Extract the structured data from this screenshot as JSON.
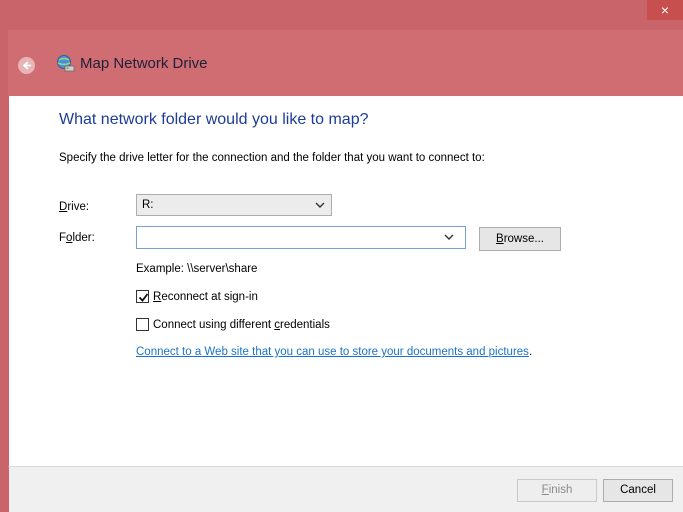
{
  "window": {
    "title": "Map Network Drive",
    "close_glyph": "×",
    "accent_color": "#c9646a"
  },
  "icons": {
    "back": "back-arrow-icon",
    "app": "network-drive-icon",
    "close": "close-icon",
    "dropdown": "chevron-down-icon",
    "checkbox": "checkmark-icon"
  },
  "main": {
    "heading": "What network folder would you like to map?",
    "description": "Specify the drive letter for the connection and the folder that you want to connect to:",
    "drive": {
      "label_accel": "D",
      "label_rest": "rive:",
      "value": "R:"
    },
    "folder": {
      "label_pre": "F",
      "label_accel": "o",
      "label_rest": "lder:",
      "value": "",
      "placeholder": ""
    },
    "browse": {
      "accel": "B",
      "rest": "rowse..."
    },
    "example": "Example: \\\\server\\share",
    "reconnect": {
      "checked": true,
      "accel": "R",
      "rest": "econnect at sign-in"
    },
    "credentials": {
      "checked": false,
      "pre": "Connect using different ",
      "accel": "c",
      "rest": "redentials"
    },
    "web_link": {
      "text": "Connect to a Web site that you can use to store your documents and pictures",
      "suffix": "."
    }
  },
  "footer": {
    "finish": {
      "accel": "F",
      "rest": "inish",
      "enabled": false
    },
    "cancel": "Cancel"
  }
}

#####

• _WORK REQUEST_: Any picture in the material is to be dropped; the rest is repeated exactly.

• _WRITTEN SOLUTION_:
Extract the structured data from this screenshot as JSON.
{
  "window": {
    "title": "Map Network Drive",
    "close_glyph": "×",
    "accent_color": "#c9646a"
  },
  "icons": {
    "back": "back-arrow-icon",
    "app": "network-drive-icon",
    "close": "close-icon",
    "dropdown": "chevron-down-icon",
    "checkbox": "checkmark-icon"
  },
  "main": {
    "heading": "What network folder would you like to map?",
    "description": "Specify the drive letter for the connection and the folder that you want to connect to:",
    "drive": {
      "label_accel": "D",
      "label_rest": "rive:",
      "value": "R:"
    },
    "folder": {
      "label_pre": "F",
      "label_accel": "o",
      "label_rest": "lder:",
      "value": "",
      "placeholder": ""
    },
    "browse": {
      "accel": "B",
      "rest": "rowse..."
    },
    "example": "Example: \\\\server\\share",
    "reconnect": {
      "checked": true,
      "accel": "R",
      "rest": "econnect at sign-in"
    },
    "credentials": {
      "checked": false,
      "pre": "Connect using different ",
      "accel": "c",
      "rest": "redentials"
    },
    "web_link": {
      "text": "Connect to a Web site that you can use to store your documents and pictures",
      "suffix": "."
    }
  },
  "footer": {
    "finish": {
      "accel": "F",
      "rest": "inish",
      "enabled": false
    },
    "cancel": "Cancel"
  }
}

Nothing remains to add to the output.